The same midwife also confirmed that Oliver did in fact have a tongue tie and that this would need to be rectified to improve his feeding technique (he wasn’t able to latch correctly and was working hard for his milk, hence the discomfort. I had Oliver’s tongue tie treated in hospital as I wasn’t prepared to wait 4 days for the breast feeding clinic (that’s a lot of feeds for an uncomfortable mummy), and I have to say that the feeding became much easier almost instantly (click here to read more about tongue-tie).

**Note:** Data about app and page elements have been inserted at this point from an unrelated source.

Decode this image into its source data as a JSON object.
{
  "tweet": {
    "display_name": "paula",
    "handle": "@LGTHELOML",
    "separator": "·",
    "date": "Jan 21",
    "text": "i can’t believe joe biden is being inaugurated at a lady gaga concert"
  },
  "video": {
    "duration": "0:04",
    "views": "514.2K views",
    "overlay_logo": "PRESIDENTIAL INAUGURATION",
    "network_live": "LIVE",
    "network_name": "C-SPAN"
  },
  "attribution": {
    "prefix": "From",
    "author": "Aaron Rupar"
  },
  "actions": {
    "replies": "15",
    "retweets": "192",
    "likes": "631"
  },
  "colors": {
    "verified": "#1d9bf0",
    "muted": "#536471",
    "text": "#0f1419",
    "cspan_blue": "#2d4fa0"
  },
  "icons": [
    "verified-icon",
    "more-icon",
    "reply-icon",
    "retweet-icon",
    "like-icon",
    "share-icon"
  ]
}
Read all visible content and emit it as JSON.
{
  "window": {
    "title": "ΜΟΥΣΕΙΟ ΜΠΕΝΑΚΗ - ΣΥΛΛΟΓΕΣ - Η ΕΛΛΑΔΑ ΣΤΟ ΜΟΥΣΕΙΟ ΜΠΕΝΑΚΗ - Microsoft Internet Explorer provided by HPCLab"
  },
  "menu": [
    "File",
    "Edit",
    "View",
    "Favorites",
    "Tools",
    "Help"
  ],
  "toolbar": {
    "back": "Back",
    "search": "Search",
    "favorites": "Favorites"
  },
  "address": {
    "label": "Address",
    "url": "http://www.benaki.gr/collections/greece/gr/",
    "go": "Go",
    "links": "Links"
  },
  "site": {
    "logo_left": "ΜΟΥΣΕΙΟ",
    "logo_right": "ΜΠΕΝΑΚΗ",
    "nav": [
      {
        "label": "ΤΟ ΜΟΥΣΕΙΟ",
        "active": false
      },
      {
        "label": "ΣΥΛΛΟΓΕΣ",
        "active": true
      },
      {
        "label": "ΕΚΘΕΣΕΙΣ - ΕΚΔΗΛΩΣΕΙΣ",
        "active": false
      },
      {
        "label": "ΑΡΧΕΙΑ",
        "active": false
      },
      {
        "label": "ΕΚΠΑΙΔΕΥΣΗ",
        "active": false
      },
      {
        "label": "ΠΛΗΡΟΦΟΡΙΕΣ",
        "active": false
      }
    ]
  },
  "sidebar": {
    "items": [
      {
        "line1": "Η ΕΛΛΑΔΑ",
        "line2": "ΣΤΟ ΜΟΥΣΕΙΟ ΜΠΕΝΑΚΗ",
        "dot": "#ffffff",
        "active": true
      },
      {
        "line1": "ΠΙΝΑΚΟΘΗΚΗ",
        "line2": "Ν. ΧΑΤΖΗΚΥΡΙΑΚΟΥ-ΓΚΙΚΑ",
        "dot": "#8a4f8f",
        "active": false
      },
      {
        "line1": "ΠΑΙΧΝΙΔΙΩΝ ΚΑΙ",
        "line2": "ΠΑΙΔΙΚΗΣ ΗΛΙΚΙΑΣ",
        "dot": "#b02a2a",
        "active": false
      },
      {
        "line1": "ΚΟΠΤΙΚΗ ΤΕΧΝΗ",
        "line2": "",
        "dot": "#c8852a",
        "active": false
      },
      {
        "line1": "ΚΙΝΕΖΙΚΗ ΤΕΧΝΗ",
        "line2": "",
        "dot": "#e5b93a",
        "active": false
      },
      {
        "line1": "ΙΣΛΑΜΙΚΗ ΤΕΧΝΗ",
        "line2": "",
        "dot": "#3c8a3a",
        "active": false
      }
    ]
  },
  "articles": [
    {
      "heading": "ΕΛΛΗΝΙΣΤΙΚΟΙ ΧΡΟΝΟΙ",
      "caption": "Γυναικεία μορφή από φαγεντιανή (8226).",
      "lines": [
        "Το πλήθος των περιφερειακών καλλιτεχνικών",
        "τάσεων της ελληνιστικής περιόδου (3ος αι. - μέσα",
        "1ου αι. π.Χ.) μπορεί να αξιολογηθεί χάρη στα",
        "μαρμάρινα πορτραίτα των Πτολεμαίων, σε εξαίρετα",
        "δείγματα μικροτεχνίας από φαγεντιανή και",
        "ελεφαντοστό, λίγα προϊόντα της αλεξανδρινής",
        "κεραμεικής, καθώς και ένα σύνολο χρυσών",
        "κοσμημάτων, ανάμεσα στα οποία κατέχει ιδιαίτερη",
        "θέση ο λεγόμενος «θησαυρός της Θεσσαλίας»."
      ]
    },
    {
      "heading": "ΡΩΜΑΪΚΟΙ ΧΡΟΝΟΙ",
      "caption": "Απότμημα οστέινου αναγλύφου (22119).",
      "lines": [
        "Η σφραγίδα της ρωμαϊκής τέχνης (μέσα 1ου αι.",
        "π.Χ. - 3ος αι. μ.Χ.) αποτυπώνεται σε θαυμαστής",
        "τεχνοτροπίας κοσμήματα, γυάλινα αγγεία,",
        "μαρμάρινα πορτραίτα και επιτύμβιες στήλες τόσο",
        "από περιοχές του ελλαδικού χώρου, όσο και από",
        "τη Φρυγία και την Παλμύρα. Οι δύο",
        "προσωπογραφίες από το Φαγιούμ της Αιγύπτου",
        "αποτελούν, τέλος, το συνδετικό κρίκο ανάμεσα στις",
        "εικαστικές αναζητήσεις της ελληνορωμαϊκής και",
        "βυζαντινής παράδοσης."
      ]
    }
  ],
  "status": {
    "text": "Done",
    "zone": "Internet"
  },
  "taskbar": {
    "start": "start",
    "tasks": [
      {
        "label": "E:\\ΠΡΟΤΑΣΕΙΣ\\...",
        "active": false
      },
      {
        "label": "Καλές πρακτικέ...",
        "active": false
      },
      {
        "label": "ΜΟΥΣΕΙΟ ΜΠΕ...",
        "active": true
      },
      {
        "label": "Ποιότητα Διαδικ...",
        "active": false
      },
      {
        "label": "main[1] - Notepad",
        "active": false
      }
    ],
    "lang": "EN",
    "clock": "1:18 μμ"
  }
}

I won’t pretend I found breast feeding easy and I would say that honestly it probably took me a good month to find my feet, I attended most breast feeding clinics/ drop-in’s in west Sussex and found that the other mums were just as helpful as the nurses. Everyone was very welcoming and they always had a nice cup of tea and plenty of biscuits on offer. We had about a day a month of the cluster feeding, which usually coincides with the growth spurts but other than those days when I had to calmly change my plans and spend the day catching up on TV (I found it best to get comfy and go with the flow), I personally found it a very lovely experience. Sadly Oliver decided at 7 months that he was no longer interested in breastfeeding, which left me in tears for a few weeks (especially after I had persevered), but after a few bites with his new teeth I took the hint and we moved to the bottle. I expressed for a while and then moved to formula (Aptimal) which he seemed to love.

Cluster feeding The 2nd night after the birth is often a sleepless one! Babies naturally get hungrier after the first 24 hours, and cluster feed to bring your milk in. (Click here for the full article) Below are some other sites I found helpful for cluster feeding and other breastfeeding related queries. Breast feeding Lactivist Bravadodeigns